I received MANY wonderful books at BEA, but here’s a picture of some of my faves:


If you read me, you know I loved ORPHAN TRAIN and WE WERE LIARS. I was able to get paper copies of both signed by the authors – so exciting! I got a signed copy of MADAME TUSSAUD’S APPRENTICE, which I look forward to reading, too. My pick of the week, though, was CONVERSION. I really, really, REALLY want to read this book and have not been able to get it through my usual channels. Now I have a signed copy! And I will be starting it today.

The Wimpy Kid Planner was given out at the Children’s Author Breakfast, which I attended. Jeff Kinney was a great speaker – very funny as you would imagine. Mem Fox also spoke. I just love her (I’ve seen her before at Internat’l Reading). We got a copy of her BABY BEDTIME book. Carl Hiaasen spoke, and we received his new book, and the whole things was chaired by Jason Segel of Muppet Movie fame (he’s written a book for kids, too). It was a pretty fun time, though I had to hunt for two of the books as my table didn’t have them.

The day before I had attended the Adult Author Breakfast, which was chaired by Neil Patrick Harris. This was major for me as I’m a total theater nut. I was soooo excited to just be in the same room with NPH. His autobiography, which is based on a “choose your own adventure” – remember those?, is coming out in the fall. Angelica Huston spoke beautifully, too, about her life and her memoirs (which was apparently given to attendees, though my table didn’t have it — boo!). I have to say, though, that I really enjoyed Tavis Smiley, the NPR host and PBS show host, most of all as he talked about his life and Dr. Martin Luther King and his new book on him (which we received). Tavis was such an engaging speaker; I just loved him. I missed the last speaker, Lisa Scottoline.

As you can imagine, between the amazing books and authors and all the things to see in the exhibit halls, I was a bit overwhelmed in the two days I was at BEA!

My next post will follow up on the Bloggers’ Conference and what we discussed there, books we received, new friends, etc.

Book Expo America 2014

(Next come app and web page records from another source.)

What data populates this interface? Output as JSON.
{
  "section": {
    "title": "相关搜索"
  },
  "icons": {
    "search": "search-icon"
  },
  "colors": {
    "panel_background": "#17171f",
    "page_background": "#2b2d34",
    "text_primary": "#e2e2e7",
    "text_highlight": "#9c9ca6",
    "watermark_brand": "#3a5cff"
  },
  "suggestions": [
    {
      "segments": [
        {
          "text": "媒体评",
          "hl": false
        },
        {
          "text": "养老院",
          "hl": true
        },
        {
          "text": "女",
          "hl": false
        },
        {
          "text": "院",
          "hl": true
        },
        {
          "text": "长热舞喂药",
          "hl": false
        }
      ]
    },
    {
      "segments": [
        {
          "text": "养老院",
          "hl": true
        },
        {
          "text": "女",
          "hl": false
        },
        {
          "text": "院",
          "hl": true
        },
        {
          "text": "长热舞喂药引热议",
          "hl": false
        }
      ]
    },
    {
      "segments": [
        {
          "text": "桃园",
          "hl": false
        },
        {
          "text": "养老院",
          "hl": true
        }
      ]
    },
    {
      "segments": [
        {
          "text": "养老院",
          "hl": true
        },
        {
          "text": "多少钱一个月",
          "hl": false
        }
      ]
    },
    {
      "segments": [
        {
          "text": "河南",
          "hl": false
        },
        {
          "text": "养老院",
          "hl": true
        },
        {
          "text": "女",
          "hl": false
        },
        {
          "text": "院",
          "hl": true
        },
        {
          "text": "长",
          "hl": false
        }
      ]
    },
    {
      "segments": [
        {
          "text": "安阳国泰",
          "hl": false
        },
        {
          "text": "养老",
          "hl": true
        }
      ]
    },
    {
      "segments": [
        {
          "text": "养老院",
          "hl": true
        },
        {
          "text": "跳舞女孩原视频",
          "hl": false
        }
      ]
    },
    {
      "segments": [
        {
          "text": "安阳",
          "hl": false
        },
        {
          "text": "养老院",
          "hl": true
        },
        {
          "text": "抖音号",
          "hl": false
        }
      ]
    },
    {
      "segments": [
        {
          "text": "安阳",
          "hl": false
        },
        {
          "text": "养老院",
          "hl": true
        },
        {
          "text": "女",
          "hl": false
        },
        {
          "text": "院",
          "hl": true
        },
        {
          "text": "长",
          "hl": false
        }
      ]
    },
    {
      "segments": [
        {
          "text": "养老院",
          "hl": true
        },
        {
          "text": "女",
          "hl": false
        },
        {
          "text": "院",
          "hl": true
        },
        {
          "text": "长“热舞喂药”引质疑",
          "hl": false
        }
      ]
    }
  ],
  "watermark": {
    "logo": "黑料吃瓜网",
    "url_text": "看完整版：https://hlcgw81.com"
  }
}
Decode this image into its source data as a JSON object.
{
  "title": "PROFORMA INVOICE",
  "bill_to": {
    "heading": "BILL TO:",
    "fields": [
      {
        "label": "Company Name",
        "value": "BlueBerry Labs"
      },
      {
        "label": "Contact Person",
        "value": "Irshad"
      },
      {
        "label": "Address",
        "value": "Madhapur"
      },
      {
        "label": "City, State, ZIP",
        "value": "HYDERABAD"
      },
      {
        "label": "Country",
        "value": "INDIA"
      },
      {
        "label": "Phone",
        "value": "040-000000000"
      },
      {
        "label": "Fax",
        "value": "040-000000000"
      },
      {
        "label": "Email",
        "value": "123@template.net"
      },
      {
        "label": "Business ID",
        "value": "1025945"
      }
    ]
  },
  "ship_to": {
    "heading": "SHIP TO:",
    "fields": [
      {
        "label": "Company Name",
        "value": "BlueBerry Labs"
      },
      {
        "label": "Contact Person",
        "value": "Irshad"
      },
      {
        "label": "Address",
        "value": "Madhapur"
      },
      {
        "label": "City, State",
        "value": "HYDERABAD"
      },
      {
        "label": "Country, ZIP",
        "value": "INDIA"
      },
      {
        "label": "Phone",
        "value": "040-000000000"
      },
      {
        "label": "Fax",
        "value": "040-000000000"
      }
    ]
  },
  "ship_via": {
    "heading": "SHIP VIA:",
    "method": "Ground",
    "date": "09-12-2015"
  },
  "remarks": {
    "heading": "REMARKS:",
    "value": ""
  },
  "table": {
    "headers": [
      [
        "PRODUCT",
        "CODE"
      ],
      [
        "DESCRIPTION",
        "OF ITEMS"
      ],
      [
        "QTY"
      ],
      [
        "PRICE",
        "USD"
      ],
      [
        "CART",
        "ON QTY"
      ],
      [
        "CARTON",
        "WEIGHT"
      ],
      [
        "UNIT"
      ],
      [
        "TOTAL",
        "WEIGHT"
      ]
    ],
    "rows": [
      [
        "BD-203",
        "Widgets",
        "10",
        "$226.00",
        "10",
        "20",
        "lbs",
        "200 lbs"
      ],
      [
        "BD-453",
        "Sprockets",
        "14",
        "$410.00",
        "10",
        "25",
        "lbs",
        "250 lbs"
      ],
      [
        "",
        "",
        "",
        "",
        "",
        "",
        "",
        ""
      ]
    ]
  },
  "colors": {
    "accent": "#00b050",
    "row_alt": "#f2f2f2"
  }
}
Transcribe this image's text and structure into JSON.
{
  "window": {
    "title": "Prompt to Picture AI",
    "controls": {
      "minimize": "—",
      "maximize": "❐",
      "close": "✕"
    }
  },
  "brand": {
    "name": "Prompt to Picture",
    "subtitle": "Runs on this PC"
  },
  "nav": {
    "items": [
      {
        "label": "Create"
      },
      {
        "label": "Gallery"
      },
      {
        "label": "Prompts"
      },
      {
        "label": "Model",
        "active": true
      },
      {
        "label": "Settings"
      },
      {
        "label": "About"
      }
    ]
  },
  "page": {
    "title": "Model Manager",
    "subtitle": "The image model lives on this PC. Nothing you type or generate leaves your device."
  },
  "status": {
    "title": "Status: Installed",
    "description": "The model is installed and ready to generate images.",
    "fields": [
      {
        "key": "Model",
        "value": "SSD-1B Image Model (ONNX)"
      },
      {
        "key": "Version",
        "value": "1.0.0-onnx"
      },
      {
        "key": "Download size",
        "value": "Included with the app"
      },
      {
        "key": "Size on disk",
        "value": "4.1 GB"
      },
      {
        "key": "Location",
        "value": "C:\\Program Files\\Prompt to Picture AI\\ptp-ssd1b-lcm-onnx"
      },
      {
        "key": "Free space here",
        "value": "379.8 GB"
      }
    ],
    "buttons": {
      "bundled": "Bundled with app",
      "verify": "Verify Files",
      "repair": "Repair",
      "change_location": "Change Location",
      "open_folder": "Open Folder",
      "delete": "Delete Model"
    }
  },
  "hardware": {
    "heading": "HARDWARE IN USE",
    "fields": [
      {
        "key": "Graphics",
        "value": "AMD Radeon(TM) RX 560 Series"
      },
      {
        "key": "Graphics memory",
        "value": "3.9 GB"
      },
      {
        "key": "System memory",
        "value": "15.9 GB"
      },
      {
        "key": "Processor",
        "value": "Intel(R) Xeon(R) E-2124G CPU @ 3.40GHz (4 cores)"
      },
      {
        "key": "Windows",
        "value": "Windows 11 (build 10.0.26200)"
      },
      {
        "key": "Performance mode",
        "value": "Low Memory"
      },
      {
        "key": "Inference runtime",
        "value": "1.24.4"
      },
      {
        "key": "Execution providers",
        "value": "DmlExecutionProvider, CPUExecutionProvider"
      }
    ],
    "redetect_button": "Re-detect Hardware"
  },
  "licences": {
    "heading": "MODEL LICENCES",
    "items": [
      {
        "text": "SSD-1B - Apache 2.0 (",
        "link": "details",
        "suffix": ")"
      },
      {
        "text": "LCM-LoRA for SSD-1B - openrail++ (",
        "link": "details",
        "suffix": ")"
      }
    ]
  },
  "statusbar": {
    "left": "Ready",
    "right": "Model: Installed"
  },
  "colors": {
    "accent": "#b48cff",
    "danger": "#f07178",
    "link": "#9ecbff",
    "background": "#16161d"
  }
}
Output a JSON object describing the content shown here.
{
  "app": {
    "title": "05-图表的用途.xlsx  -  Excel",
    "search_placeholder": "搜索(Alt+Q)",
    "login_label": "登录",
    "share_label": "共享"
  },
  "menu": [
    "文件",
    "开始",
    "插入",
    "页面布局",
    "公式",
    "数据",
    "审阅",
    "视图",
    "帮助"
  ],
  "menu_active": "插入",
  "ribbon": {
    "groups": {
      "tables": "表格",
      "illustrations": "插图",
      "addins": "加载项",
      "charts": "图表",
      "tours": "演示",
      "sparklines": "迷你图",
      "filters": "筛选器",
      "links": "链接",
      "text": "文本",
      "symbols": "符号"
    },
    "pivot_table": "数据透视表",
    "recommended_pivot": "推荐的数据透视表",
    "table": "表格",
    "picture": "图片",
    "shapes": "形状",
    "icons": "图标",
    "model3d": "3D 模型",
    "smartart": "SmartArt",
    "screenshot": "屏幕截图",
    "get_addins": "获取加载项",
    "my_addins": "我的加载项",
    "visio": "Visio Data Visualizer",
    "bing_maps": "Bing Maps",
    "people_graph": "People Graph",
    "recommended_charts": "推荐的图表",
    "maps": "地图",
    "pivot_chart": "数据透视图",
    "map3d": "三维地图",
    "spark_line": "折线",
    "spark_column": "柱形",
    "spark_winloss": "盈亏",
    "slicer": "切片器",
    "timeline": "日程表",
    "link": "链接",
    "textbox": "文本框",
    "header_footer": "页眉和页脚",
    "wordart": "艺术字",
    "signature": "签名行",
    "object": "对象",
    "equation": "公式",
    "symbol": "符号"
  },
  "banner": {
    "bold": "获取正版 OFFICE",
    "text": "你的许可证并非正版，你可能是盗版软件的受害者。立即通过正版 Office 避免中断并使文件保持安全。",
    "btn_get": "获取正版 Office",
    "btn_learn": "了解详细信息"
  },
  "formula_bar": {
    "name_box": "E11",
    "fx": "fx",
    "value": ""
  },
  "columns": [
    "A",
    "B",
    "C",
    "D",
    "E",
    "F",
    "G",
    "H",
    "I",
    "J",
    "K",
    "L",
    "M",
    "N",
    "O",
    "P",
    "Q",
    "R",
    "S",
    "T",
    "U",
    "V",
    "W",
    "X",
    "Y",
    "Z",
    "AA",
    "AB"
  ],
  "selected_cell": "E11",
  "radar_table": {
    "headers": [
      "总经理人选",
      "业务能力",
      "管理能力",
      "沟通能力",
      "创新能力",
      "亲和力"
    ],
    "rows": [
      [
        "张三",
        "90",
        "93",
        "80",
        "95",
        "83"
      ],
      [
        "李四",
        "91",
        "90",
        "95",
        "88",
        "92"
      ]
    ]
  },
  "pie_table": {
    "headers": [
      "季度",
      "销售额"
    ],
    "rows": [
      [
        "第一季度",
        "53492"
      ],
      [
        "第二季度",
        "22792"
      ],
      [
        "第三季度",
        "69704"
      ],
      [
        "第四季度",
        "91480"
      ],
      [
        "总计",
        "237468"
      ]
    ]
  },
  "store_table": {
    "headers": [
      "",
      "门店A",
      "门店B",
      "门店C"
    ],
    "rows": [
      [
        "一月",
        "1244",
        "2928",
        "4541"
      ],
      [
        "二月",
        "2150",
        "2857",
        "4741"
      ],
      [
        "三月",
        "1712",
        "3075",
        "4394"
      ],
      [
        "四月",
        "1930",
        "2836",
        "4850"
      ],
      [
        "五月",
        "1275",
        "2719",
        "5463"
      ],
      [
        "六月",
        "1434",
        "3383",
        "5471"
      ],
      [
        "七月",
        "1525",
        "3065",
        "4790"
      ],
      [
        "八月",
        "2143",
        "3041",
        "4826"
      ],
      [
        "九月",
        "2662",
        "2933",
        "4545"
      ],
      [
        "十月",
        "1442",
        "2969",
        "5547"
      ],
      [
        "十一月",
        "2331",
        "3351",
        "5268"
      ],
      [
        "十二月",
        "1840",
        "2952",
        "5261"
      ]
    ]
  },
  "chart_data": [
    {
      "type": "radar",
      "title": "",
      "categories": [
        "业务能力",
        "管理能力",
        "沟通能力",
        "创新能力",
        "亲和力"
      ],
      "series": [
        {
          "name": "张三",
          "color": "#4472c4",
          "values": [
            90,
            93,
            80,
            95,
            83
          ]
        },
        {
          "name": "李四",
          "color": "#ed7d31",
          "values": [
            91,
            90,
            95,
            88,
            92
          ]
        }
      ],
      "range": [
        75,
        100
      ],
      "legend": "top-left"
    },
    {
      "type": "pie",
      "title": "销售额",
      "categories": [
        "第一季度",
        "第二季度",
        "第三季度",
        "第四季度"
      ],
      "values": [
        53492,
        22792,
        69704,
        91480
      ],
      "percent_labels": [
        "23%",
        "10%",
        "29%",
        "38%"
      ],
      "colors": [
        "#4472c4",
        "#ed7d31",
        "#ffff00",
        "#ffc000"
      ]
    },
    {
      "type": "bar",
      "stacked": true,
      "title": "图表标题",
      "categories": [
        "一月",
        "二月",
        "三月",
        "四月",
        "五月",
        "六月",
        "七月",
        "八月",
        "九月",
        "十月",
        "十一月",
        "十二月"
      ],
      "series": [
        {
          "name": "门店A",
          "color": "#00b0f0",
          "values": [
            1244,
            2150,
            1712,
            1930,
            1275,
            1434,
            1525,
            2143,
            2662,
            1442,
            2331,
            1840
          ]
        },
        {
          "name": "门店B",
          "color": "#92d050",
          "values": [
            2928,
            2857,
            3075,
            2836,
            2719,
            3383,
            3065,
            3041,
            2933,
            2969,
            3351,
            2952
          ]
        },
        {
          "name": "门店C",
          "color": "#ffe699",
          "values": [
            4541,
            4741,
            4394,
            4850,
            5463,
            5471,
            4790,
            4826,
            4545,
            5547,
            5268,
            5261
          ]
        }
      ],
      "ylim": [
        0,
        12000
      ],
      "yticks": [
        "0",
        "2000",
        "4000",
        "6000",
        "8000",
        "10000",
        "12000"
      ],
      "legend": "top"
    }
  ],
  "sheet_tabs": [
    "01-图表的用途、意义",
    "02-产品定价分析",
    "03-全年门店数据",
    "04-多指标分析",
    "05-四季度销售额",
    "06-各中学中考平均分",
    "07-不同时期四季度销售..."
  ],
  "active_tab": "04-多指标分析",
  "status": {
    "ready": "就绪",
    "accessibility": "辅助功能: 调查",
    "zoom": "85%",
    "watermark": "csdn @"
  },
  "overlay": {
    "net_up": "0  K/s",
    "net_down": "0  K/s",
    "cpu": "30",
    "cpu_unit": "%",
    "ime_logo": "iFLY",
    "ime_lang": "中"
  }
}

This week I’ve been in NYC to attend Book Expo America (BEA) and the Bloggers’ Con. Today is the last day of events, so soon I will have a full report on what I did, who I saw, and what great books I got.

Just a few highlights:

  • Four days in NYC – one of my favorite places!
  • Meeting lots of new blogging friends and seeing “old timers”!
  • Interesting sessions!
  • Networking!
  • Exhibits – Exhibits – Exhibits!
  • Lots of FREE books that I will be reading and reviewing and also maybe holding a few giveaways! (I managed to meet the authors of and get signed copies of both “Convergence” and “We Were Liars” – major squee! – sorry, but I have to keep those)
  • Wonderful authors that I got to meet in person!
  • Theater friends take note: Author Breakfast hosted by Neil Patrick Harris!! (that warrants two exclamation points)
  • Timing that coincided with “Manhattenhenge”!
  • All in all, a great few days!

Look to this space in the near future to see what I learned and what I came home with this year.

Also I had the wonderful opportunity to spend time with Marybeth Zeman, author of TALES OF A JAILHOUSE LIBRARIAN, which I finished shortly before leaving for NYC. I’ll be reviewing her book and writing about our chat together.

Nothing like a few days away to rejuvenate this blogger!


Review: Facing the Hunchback of Notre Dame (The Enchanted Attic Series, #1) by L.L. Samson

A few weeks ago I read this book and posted the book trailer for it. It’s the first in a new series for young readers, coming out in May, in which 12-year-old twins Linus and Ophelia discover a magic circle in their aunt and uncle’s attic, which brings book characters to life. (Of course the circle is also being misused for bad deeds by a nefarious former house occupant). One day Ophelia drops her copy of “The Hunchback of Notre Dame” down, and the next thing they know, Quasimodo is there in person. Enlisting the help of a young neighbor friend and a “cool” priest, they have a race against time to get Quasi back to his own world.

I loved this book and look forward to more in this series. I’ve already recommended it for our school library and will be getting it for my own elementary-age children.

Thanks, Net Galley and Zonderkidz books, for my kindle copy!